News Briefs (Nov. 1 - 7)
11/1/2013, 6 a.m.
Feds post food allergy guidelines for schools
ATLANTA (AP) - The federal government is issuing its first guidelines to schools on how to protect children with food allergies. The voluntary advice calls on schools to take such steps as restricting nuts, shellfish or other foods that can cause allergic reactions, and to make sure emergency allergy medicines like EpiPens are available. The Centers for Disease Control and Prevention posted the guidelines on its website Wednesday. About 15 states _ and many schools or school districts _ already have policies of their own. But experts say many of their policies are probably not comprehensive. A recent CDC survey estimated that about 1 in 20 U.S. children have food allergies.
CDC guidelines: http://www.cdc.gov/healthyyouth/foodallergies/
Senate GOP blocks Housing nominee
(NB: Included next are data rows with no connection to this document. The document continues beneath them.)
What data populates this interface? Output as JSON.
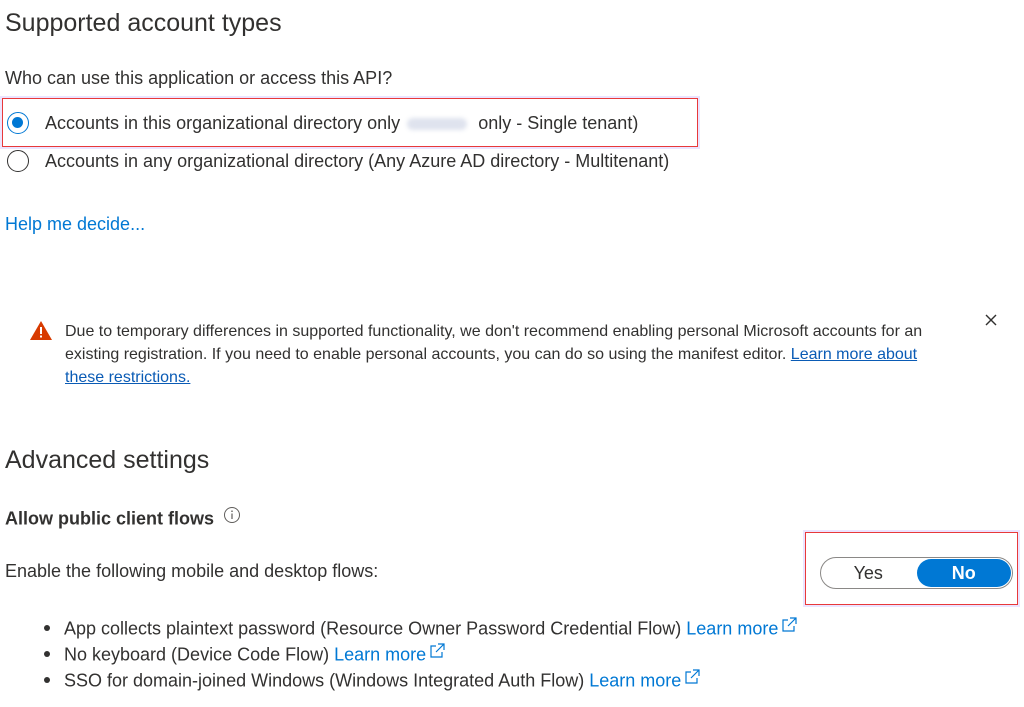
{
  "supported": {
    "title": "Supported account types",
    "question": "Who can use this application or access this API?",
    "options": [
      {
        "label_pre": "Accounts in this organizational directory only",
        "label_post": "only - Single tenant)",
        "selected": true
      },
      {
        "label": "Accounts in any organizational directory (Any Azure AD directory - Multitenant)",
        "selected": false
      }
    ],
    "help_link": "Help me decide..."
  },
  "warning": {
    "text": "Due to temporary differences in supported functionality, we don't recommend enabling personal Microsoft accounts for an existing registration. If you need to enable personal accounts, you can do so using the manifest editor.",
    "link": "Learn more about these restrictions."
  },
  "advanced": {
    "title": "Advanced settings",
    "public_flows_heading": "Allow public client flows",
    "enable_label": "Enable the following mobile and desktop flows:",
    "toggle": {
      "yes": "Yes",
      "no": "No",
      "selected": "No"
    },
    "flows": [
      {
        "text": "App collects plaintext password (Resource Owner Password Credential Flow)",
        "link": "Learn more"
      },
      {
        "text": "No keyboard (Device Code Flow)",
        "link": "Learn more"
      },
      {
        "text": "SSO for domain-joined Windows (Windows Integrated Auth Flow)",
        "link": "Learn more"
      }
    ]
  },
  "colors": {
    "accent": "#0078d4",
    "warning": "#d83b01",
    "highlight_border": "#e8393a"
  }
}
WASHINGTON - Senate Republicans blocked the nomination of Rep. Mel Watt, D-N.C. to head the Federal Housing Finance Agency to oversee mortgage lenders Fannie Mae and Freddie Mac at a critical time for the industry. Democrats fell three votes shy of the 60 required to advance his nomination. President Obama nominated the North Carolina Democrat in May to replace acting FHFA director Edward DeMarco. Thursday's filibuster marked the first time since the Civil War that a sitting member of Congress was denied a presidential nomination by the Senate. Senate Republicans opposed Watt's nomination because they prefer the policies advanced by DeMarco, who has been targeted by liberal Democrats and activists for not doing more to advance policies to aid homeowners facing foreclosure.
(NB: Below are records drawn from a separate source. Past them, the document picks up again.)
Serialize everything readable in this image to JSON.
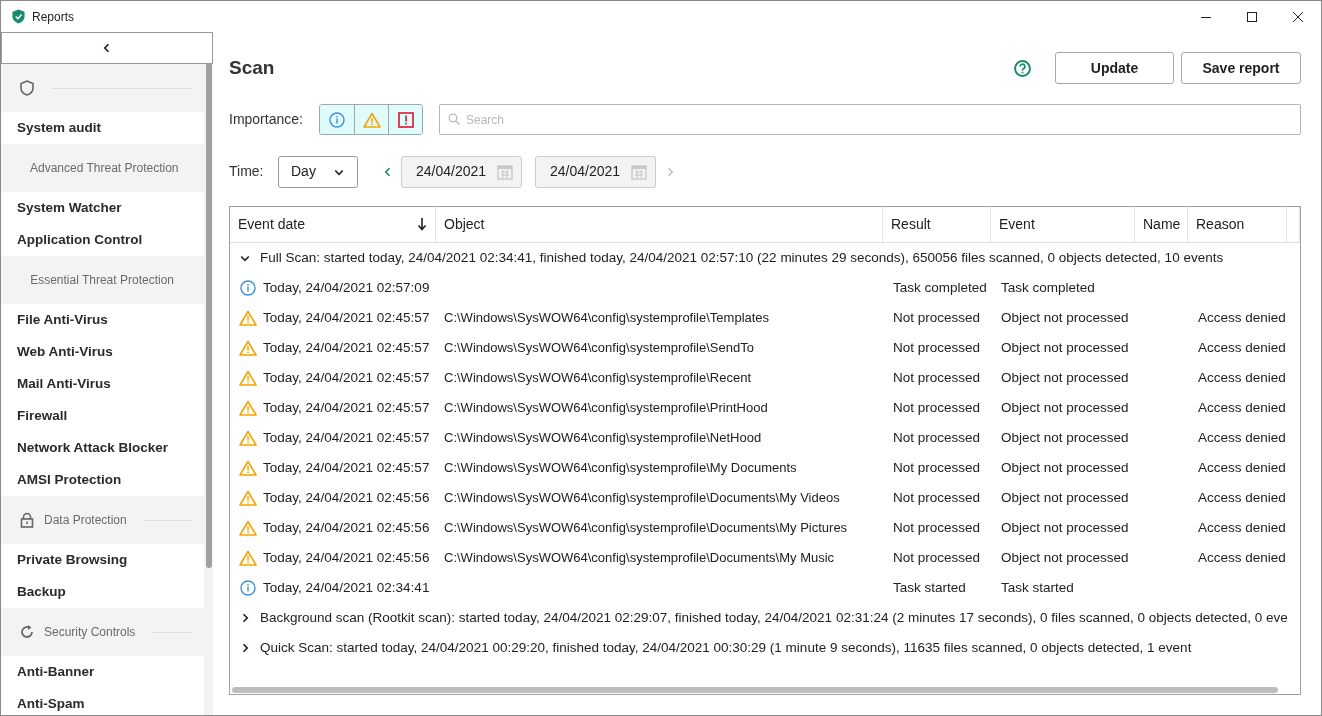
{
  "window": {
    "title": "Reports"
  },
  "sidebar": {
    "groups": [
      {
        "items": [
          "System audit"
        ]
      },
      {
        "label": "Advanced Threat Protection",
        "items": [
          "System Watcher",
          "Application Control"
        ]
      },
      {
        "label": "Essential Threat Protection",
        "items": [
          "File Anti-Virus",
          "Web Anti-Virus",
          "Mail Anti-Virus",
          "Firewall",
          "Network Attack Blocker",
          "AMSI Protection"
        ]
      },
      {
        "label": "Data Protection",
        "items": [
          "Private Browsing",
          "Backup"
        ]
      },
      {
        "label": "Security Controls",
        "items": [
          "Anti-Banner",
          "Anti-Spam"
        ]
      }
    ]
  },
  "page": {
    "title": "Scan",
    "buttons": [
      "Update",
      "Save report"
    ]
  },
  "importance": {
    "label": "Importance:",
    "filters": [
      {
        "kind": "info",
        "selected": true
      },
      {
        "kind": "warning",
        "selected": true
      },
      {
        "kind": "error",
        "selected": true
      }
    ]
  },
  "search": {
    "placeholder": "Search"
  },
  "time": {
    "label": "Time:",
    "period": "Day",
    "from": "24/04/2021",
    "to": "24/04/2021"
  },
  "table": {
    "columns": [
      "Event date",
      "Object",
      "Result",
      "Event",
      "Name",
      "Reason"
    ],
    "groups": [
      {
        "expanded": true,
        "text": "Full Scan: started today, 24/04/2021 02:34:41, finished today, 24/04/2021 02:57:10 (22 minutes 29 seconds), 650056 files scanned, 0 objects detected, 10 events",
        "rows": [
          {
            "kind": "info",
            "date": "Today, 24/04/2021 02:57:09",
            "result": "Task completed",
            "event": "Task completed"
          },
          {
            "kind": "warning",
            "date": "Today, 24/04/2021 02:45:57",
            "object": "C:\\Windows\\SysWOW64\\config\\systemprofile\\Templates",
            "result": "Not processed",
            "event": "Object not processed",
            "reason": "Access denied"
          },
          {
            "kind": "warning",
            "date": "Today, 24/04/2021 02:45:57",
            "object": "C:\\Windows\\SysWOW64\\config\\systemprofile\\SendTo",
            "result": "Not processed",
            "event": "Object not processed",
            "reason": "Access denied"
          },
          {
            "kind": "warning",
            "date": "Today, 24/04/2021 02:45:57",
            "object": "C:\\Windows\\SysWOW64\\config\\systemprofile\\Recent",
            "result": "Not processed",
            "event": "Object not processed",
            "reason": "Access denied"
          },
          {
            "kind": "warning",
            "date": "Today, 24/04/2021 02:45:57",
            "object": "C:\\Windows\\SysWOW64\\config\\systemprofile\\PrintHood",
            "result": "Not processed",
            "event": "Object not processed",
            "reason": "Access denied"
          },
          {
            "kind": "warning",
            "date": "Today, 24/04/2021 02:45:57",
            "object": "C:\\Windows\\SysWOW64\\config\\systemprofile\\NetHood",
            "result": "Not processed",
            "event": "Object not processed",
            "reason": "Access denied"
          },
          {
            "kind": "warning",
            "date": "Today, 24/04/2021 02:45:57",
            "object": "C:\\Windows\\SysWOW64\\config\\systemprofile\\My Documents",
            "result": "Not processed",
            "event": "Object not processed",
            "reason": "Access denied"
          },
          {
            "kind": "warning",
            "date": "Today, 24/04/2021 02:45:56",
            "object": "C:\\Windows\\SysWOW64\\config\\systemprofile\\Documents\\My Videos",
            "result": "Not processed",
            "event": "Object not processed",
            "reason": "Access denied"
          },
          {
            "kind": "warning",
            "date": "Today, 24/04/2021 02:45:56",
            "object": "C:\\Windows\\SysWOW64\\config\\systemprofile\\Documents\\My Pictures",
            "result": "Not processed",
            "event": "Object not processed",
            "reason": "Access denied"
          },
          {
            "kind": "warning",
            "date": "Today, 24/04/2021 02:45:56",
            "object": "C:\\Windows\\SysWOW64\\config\\systemprofile\\Documents\\My Music",
            "result": "Not processed",
            "event": "Object not processed",
            "reason": "Access denied"
          },
          {
            "kind": "info",
            "date": "Today, 24/04/2021 02:34:41",
            "result": "Task started",
            "event": "Task started"
          }
        ]
      },
      {
        "expanded": false,
        "text": "Background scan (Rootkit scan): started today, 24/04/2021 02:29:07, finished today, 24/04/2021 02:31:24 (2 minutes 17 seconds), 0 files scanned, 0 objects detected, 0 eve"
      },
      {
        "expanded": false,
        "text": "Quick Scan: started today, 24/04/2021 00:29:20, finished today, 24/04/2021 00:30:29 (1 minute 9 seconds), 11635 files scanned, 0 objects detected, 1 event"
      }
    ]
  }
}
Source: USA TODAY
Many students left school after losing HOPE grants
ATHENS, Ga. (AP) - More than 11,000 Georgians lost HOPE grants to attend state technical colleges when the state Legislature imposed tougher academic requirements in 2011, and more than half have not re-enrolled in school as of this fall, according to Technical College System of Georgia statistics. As a way of curbing the costs of the lottery-funded HOPE program, state lawmakers in 2011 raised the minimum GPA students had to keep in their first year from 2.0 to 3.0. As a result of the cost-saving measure, 11,471 students in the system's 24 technical colleges lost their HOPE grants. Last year, with lottery revenues up, Gov. Nathan Deal and lawmakers reversed field, restoring the minimum GPA to 2.0 for students this fall.
Design and budget for Falcons stadium approved
ATLANTA (AP) - The design and budget for a new Atlanta Falcons stadium have been approved. The Georgia World Congress Center Authority board of governors on Tuesday unanimously approved the complete schematic design and a preliminary budget of $1.2 billion, up $200 million from the previous estimate. The design was recently completed by an architecture firm. The design team had presented a conceptual design earlier this year, but officials say the new version includes more details. Board chairman Tim Lowe told The Atlanta Journal-Constitution that the extra $200 million included in the budget will be covered by the Falcons. Bonds backed by the city's hotel-motel tax are set to cover $200 million of the stadium's cost, while the rest is to be covered by the team, the NFL and personal seat license sales.